Sometimes people think that bullying and conflict are the same thing, but they aren't. Typically minor conflicts don’t make someone feel unsafe or threatened. Bullying, on the other hand, is a behavior with intention to hurt, harm or humiliate and the person targeted is not able to make it stop.
Parents should contact school staff each time their child informs them that he or she has been bullied. PACER Center has created template letters that parents may use as a guide for writing a letter to their child’s school. These letters contain standard language and “fill in the blank” spaces so the letter can be customized for your child’s situation. […]
Although they may be targets, children who are bullied do not have to remain victims. With the appropriate tools and support systems in place, a child can be a part of changing the situation. One critical tool available to parents is the Individualized Education Program or IEP. A child’s team – parents, educators, therapists and/or psychologists and school officials – should work together to make the IEP reflect the child’s unique needs. A school psychologist may be involved in writing social-emotional goals that are measurable and relevant. Including the child in the IEP decision-making process, if appropriate, can also lead to [...]
Children with physical, developmental, intellectual, emotional, and sensory disabilities are more likely to be bullied than their peers. Any number of factors— physical vulnerability, social skill challenges, or intolerant environments— may increase their risk. Research suggests that some children with disabilities may bully others as well. Kids with special health needs, such as epilepsy or food allergies, may also be at higher risk of being bullied. For kids with special health needs, bullying can include making fun of kids because of their allergies or exposing them to the things they are allergic to. In these cases, bullying is not just serious; [...]
What does a school have to do when a child with a disability is being bullied? School staff, parents, and other caring adults have a role to play in preventing and responding to all forms of bullying. If a student with a disability is being bullied, federal law requires schools to take immediate and appropriate action to investigate the issue and, as necessary, take steps to stop the bullying and prevent it from recurring. […]
Before the Internet, bullying mostly happened in person. Kids were bullied at the bus stop, at recess or in the lunch line. But once a child got home, the bullying stopped.
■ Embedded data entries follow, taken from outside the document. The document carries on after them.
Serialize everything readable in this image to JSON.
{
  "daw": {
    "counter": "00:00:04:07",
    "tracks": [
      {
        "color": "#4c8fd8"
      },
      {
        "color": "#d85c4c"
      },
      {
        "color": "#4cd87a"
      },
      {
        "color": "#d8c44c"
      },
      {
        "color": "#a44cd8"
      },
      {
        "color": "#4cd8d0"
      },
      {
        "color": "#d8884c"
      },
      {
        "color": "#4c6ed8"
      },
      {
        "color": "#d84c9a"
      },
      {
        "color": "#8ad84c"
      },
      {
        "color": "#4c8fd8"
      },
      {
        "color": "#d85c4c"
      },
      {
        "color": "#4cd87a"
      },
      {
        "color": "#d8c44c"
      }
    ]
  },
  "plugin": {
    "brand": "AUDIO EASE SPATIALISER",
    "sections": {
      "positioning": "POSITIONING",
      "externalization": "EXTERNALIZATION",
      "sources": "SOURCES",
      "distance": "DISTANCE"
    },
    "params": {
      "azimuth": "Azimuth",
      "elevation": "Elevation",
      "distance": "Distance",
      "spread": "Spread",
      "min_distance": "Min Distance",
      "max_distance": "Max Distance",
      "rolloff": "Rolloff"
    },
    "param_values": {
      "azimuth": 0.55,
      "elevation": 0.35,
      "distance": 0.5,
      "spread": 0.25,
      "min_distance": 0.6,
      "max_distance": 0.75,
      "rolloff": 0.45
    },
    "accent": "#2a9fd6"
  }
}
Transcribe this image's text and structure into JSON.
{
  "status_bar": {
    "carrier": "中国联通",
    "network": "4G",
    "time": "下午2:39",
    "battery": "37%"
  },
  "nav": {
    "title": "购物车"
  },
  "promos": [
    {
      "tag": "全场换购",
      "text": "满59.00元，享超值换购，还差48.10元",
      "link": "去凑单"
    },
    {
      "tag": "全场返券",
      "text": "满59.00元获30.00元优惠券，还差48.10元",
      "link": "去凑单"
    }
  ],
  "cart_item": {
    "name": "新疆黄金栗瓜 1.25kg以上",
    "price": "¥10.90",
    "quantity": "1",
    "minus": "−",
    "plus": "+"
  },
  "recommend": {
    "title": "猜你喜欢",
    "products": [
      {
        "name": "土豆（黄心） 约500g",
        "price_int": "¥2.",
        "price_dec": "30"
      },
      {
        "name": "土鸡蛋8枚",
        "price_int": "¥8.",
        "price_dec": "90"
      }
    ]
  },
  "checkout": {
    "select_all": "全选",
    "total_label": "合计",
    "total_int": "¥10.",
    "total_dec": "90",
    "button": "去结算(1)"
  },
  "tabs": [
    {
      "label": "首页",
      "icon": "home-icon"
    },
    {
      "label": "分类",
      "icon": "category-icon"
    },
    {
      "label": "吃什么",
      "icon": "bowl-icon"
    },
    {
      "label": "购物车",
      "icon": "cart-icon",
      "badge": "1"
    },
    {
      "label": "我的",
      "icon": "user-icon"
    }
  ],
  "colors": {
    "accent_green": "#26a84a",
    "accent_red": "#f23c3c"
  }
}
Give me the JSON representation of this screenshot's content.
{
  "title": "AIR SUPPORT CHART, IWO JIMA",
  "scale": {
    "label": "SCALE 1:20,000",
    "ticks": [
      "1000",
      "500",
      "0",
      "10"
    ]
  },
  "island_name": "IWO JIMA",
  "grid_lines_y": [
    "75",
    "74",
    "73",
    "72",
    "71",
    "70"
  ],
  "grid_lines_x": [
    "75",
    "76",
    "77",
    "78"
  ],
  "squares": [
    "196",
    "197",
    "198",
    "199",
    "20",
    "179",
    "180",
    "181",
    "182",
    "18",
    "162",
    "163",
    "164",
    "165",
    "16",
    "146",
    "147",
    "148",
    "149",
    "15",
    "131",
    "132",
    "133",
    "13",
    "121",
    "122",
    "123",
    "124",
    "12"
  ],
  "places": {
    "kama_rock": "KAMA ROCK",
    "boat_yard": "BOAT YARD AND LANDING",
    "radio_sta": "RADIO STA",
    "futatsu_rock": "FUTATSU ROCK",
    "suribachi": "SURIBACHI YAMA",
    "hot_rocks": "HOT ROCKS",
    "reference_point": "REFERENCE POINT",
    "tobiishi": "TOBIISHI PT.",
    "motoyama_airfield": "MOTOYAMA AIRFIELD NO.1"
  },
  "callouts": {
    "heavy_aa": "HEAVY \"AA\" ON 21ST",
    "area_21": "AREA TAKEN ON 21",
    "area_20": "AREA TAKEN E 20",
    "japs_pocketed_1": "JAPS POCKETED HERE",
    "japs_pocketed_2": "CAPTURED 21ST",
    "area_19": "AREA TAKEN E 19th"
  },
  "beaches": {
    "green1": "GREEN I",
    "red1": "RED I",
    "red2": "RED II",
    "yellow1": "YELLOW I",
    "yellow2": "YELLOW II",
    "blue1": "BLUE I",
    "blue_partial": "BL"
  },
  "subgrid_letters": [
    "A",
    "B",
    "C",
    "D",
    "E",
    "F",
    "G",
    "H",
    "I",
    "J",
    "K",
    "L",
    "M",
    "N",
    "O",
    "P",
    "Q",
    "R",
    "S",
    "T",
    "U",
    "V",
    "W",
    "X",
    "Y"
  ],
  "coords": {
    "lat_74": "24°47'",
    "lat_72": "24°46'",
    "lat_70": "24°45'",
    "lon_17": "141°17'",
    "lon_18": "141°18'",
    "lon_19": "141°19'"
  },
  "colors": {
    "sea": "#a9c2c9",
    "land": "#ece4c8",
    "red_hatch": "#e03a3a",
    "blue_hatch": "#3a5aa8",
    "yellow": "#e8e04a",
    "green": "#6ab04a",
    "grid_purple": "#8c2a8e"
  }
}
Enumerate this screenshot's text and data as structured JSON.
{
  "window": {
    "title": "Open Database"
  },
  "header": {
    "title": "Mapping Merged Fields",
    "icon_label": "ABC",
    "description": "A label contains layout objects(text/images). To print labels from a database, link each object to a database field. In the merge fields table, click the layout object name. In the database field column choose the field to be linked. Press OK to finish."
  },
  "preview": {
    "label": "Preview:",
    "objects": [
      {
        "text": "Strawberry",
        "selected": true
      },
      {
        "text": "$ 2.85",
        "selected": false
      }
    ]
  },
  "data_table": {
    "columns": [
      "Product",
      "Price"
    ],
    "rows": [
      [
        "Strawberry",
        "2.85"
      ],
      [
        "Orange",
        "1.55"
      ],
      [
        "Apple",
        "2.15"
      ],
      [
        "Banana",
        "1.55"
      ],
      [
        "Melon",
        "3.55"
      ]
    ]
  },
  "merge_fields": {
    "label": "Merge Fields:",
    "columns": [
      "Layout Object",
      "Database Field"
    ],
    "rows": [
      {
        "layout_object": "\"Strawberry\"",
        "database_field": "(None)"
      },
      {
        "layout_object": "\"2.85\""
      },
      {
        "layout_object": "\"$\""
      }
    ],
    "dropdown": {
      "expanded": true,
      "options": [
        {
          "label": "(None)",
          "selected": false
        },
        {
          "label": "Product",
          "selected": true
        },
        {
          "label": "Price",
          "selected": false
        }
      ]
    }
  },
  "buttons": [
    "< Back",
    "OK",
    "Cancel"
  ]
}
Now with technology, online bullying, or cyberbullying, can happen anywhere at any time. It’s scary to think that your child can be threatened, picked on and intimidated nonstop. But with social media, bullies can hurt other kids during school or all hours of the night. Here’s what you need to know about cyberbullying and how to protect your child. […]